_Supplied data_.
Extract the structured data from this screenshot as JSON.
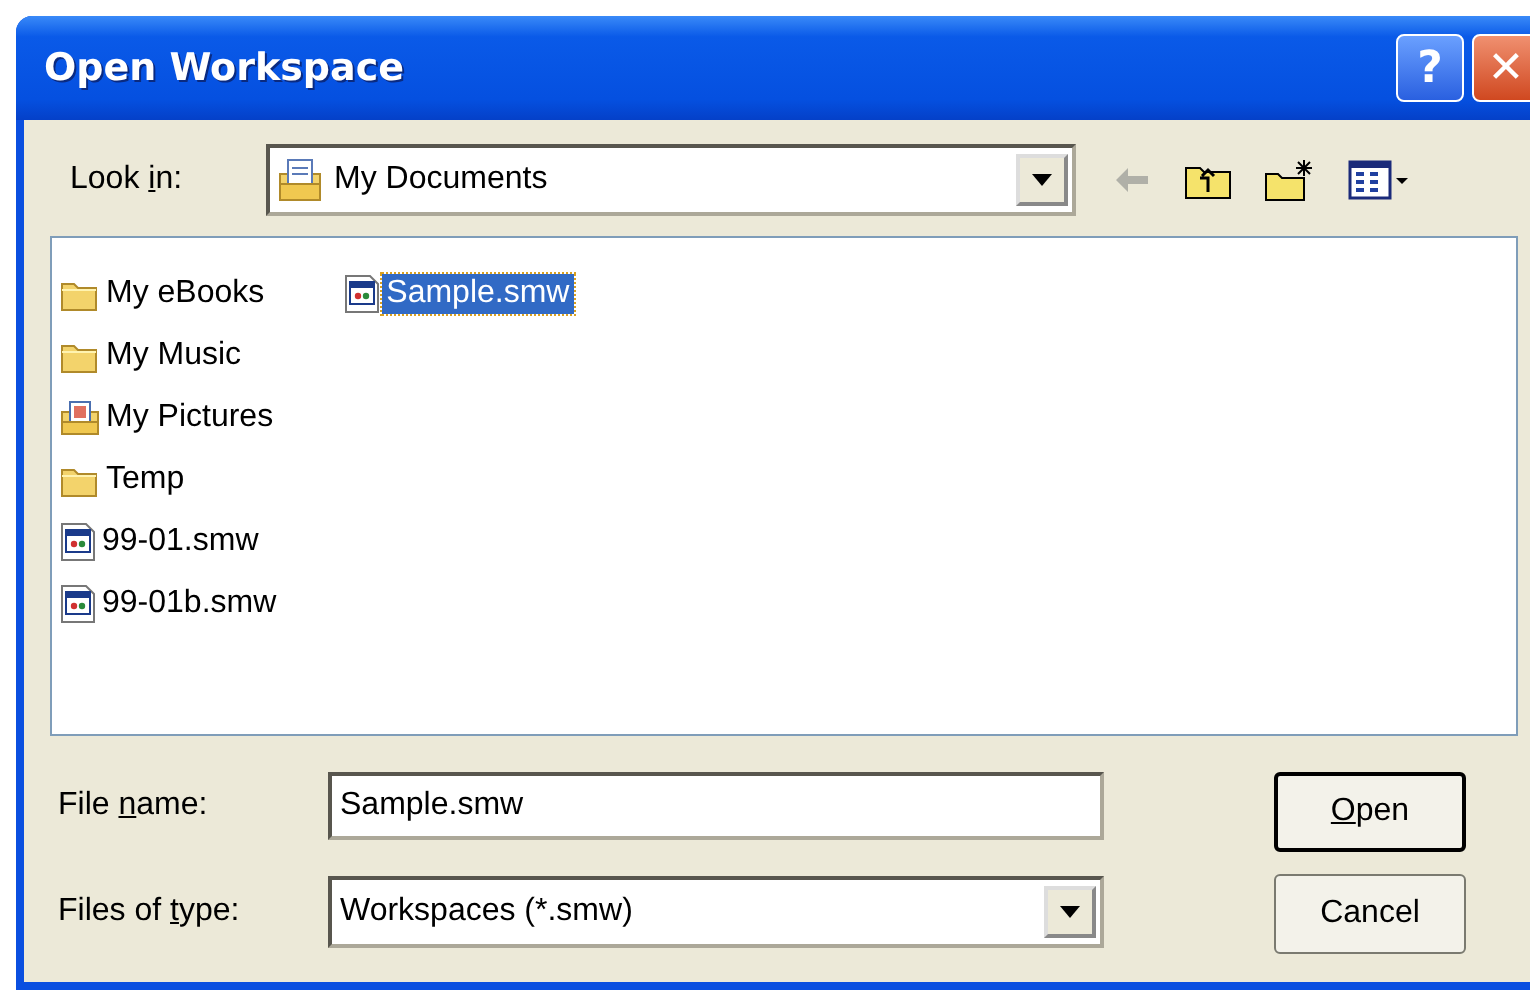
{
  "window": {
    "title": "Open Workspace",
    "help_button": "?",
    "close_button": "✕"
  },
  "look_in": {
    "label_before": "Look ",
    "access_key": "i",
    "label_after": "n:",
    "value": "My Documents"
  },
  "files": [
    {
      "name": "My eBooks",
      "kind": "folder",
      "selected": false
    },
    {
      "name": "My Music",
      "kind": "folder",
      "selected": false
    },
    {
      "name": "My Pictures",
      "kind": "pictures-folder",
      "selected": false
    },
    {
      "name": "Temp",
      "kind": "folder",
      "selected": false
    },
    {
      "name": "99-01.smw",
      "kind": "workspace-file",
      "selected": false
    },
    {
      "name": "99-01b.smw",
      "kind": "workspace-file",
      "selected": false
    },
    {
      "name": "Sample.smw",
      "kind": "workspace-file",
      "selected": true
    }
  ],
  "file_name": {
    "label_before": "File ",
    "access_key": "n",
    "label_after": "ame:",
    "value": "Sample.smw"
  },
  "file_type": {
    "label_before": "Files of ",
    "access_key": "t",
    "label_after": "ype:",
    "value": "Workspaces (*.smw)"
  },
  "buttons": [
    {
      "access_key": "O",
      "label_after": "pen",
      "default": true
    },
    {
      "label_before": "Cancel",
      "default": false
    }
  ]
}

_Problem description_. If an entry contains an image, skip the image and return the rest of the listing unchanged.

_Completed exercise_.
Extract the structured data from this screenshot as JSON.
{
  "window": {
    "title": "Open Workspace",
    "help_button": "?",
    "close_button": "✕"
  },
  "look_in": {
    "label_before": "Look ",
    "access_key": "i",
    "label_after": "n:",
    "value": "My Documents"
  },
  "files": [
    {
      "name": "My eBooks",
      "kind": "folder",
      "selected": false
    },
    {
      "name": "My Music",
      "kind": "folder",
      "selected": false
    },
    {
      "name": "My Pictures",
      "kind": "pictures-folder",
      "selected": false
    },
    {
      "name": "Temp",
      "kind": "folder",
      "selected": false
    },
    {
      "name": "99-01.smw",
      "kind": "workspace-file",
      "selected": false
    },
    {
      "name": "99-01b.smw",
      "kind": "workspace-file",
      "selected": false
    },
    {
      "name": "Sample.smw",
      "kind": "workspace-file",
      "selected": true
    }
  ],
  "file_name": {
    "label_before": "File ",
    "access_key": "n",
    "label_after": "ame:",
    "value": "Sample.smw"
  },
  "file_type": {
    "label_before": "Files of ",
    "access_key": "t",
    "label_after": "ype:",
    "value": "Workspaces (*.smw)"
  },
  "buttons": [
    {
      "access_key": "O",
      "label_after": "pen",
      "default": true
    },
    {
      "label_before": "Cancel",
      "default": false
    }
  ]
}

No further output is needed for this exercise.